- _What you will do_:
In the data below, find every line with the word "this" and copy it out.
Task data: Begin
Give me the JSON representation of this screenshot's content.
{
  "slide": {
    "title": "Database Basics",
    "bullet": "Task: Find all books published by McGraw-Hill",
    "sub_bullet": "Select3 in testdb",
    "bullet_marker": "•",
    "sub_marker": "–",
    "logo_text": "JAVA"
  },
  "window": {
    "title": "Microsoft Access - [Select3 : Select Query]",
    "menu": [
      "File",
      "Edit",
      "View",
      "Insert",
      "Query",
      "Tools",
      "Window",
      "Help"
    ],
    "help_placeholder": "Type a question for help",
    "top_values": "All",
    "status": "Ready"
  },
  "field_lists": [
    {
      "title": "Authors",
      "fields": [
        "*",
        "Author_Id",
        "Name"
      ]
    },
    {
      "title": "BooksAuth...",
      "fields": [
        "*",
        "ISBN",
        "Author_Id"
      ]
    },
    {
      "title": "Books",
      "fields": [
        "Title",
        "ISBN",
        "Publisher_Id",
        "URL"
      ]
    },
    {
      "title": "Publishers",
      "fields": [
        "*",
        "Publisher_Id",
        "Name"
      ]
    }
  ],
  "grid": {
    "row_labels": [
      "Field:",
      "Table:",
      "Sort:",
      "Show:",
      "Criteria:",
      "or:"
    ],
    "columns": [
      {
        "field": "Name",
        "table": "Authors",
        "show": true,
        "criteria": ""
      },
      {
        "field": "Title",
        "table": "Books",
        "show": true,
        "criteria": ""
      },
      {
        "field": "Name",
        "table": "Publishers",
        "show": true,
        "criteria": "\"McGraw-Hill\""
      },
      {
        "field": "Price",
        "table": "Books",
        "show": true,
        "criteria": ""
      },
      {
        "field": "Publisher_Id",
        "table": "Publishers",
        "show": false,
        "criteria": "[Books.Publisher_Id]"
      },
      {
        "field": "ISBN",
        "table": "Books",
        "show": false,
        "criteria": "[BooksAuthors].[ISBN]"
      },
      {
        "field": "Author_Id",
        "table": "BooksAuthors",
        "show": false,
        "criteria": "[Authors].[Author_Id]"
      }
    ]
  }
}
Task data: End
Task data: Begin
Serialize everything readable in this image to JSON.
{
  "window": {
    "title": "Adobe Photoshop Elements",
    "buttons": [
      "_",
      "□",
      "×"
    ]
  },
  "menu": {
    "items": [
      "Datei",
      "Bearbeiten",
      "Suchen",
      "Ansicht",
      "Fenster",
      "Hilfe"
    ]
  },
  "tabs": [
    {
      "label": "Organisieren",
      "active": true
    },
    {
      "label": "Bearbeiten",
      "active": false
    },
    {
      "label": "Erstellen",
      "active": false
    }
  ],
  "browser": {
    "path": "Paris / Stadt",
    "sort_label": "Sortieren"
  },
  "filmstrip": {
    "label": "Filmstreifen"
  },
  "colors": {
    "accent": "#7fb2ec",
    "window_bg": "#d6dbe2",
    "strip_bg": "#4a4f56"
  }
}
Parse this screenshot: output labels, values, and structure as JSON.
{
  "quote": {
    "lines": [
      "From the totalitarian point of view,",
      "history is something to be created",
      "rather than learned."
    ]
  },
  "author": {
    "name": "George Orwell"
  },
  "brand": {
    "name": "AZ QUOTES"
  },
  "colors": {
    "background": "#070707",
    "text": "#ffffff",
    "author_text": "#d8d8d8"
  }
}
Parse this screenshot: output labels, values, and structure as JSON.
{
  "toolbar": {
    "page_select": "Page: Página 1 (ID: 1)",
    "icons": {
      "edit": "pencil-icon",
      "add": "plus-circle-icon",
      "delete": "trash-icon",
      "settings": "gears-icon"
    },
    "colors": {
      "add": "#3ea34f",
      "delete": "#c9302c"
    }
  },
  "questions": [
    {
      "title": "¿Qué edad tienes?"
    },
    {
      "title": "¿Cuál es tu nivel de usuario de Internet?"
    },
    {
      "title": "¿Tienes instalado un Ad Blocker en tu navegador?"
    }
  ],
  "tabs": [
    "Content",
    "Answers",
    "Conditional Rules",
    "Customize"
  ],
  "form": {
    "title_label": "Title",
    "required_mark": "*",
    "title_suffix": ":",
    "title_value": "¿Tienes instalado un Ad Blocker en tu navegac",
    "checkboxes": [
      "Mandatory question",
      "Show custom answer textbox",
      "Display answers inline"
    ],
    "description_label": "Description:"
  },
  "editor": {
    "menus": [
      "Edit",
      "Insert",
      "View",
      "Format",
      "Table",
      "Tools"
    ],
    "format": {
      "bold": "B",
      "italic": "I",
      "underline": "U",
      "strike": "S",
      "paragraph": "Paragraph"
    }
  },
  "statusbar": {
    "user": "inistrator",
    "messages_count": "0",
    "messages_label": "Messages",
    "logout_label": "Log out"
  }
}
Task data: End
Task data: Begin
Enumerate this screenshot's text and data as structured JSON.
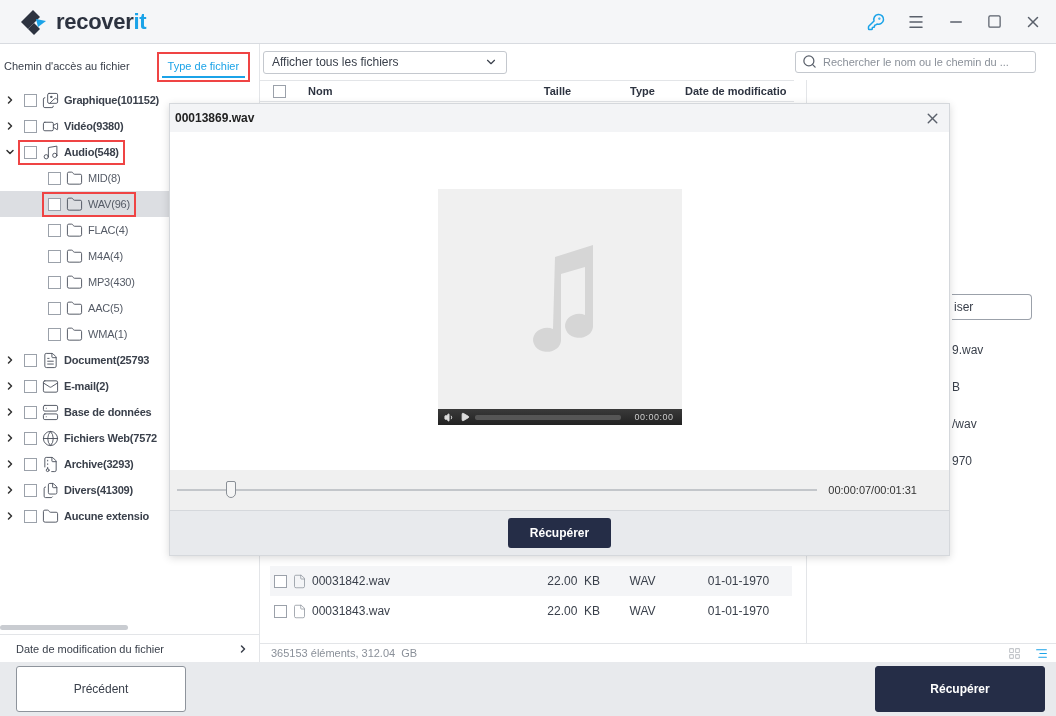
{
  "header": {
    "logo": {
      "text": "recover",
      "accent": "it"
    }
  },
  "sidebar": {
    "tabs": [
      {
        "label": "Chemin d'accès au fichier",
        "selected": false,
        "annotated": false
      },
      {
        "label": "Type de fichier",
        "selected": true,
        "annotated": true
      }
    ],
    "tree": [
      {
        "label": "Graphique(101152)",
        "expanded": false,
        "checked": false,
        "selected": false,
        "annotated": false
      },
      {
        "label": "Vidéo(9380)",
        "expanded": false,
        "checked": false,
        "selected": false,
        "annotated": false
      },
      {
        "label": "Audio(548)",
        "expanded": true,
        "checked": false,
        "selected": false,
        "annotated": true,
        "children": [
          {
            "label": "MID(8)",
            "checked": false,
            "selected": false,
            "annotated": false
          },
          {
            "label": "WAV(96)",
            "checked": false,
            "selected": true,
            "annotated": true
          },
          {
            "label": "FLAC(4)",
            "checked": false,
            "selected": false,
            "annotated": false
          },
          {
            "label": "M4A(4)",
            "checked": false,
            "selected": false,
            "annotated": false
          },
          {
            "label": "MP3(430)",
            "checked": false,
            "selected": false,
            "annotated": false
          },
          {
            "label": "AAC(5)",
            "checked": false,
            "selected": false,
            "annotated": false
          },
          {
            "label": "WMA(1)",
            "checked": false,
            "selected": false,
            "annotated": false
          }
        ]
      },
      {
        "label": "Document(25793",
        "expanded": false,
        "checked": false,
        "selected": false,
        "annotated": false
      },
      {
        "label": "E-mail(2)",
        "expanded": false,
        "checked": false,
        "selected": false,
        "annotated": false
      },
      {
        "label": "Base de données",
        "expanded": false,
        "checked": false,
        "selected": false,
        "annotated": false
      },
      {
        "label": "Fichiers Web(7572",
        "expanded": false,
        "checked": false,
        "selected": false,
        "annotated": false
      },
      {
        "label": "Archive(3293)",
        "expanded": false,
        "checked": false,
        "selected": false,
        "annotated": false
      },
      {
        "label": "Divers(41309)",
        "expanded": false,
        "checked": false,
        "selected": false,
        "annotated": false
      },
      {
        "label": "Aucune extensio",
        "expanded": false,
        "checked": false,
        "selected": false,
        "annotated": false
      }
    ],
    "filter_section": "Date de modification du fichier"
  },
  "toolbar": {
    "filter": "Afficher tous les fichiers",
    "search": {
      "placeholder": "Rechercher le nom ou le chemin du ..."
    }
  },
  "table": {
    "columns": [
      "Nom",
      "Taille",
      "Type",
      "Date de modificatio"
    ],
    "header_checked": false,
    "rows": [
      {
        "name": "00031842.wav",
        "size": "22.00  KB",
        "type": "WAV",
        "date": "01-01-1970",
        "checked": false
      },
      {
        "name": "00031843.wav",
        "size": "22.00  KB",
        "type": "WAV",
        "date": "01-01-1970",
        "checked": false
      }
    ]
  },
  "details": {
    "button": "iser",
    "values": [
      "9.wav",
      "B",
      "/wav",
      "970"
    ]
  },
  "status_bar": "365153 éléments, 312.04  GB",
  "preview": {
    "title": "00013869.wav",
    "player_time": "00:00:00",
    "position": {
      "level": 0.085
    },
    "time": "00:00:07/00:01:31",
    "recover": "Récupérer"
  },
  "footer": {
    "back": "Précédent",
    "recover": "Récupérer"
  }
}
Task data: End
- _Task answer_:
Give me the JSON representation of this screenshot's content.
Serialize everything readable in this image to JSON.
Parse this screenshot: output labels, values, and structure as JSON.
Parse this screenshot: output labels, values, and structure as JSON.
Enumerate this screenshot's text and data as structured JSON.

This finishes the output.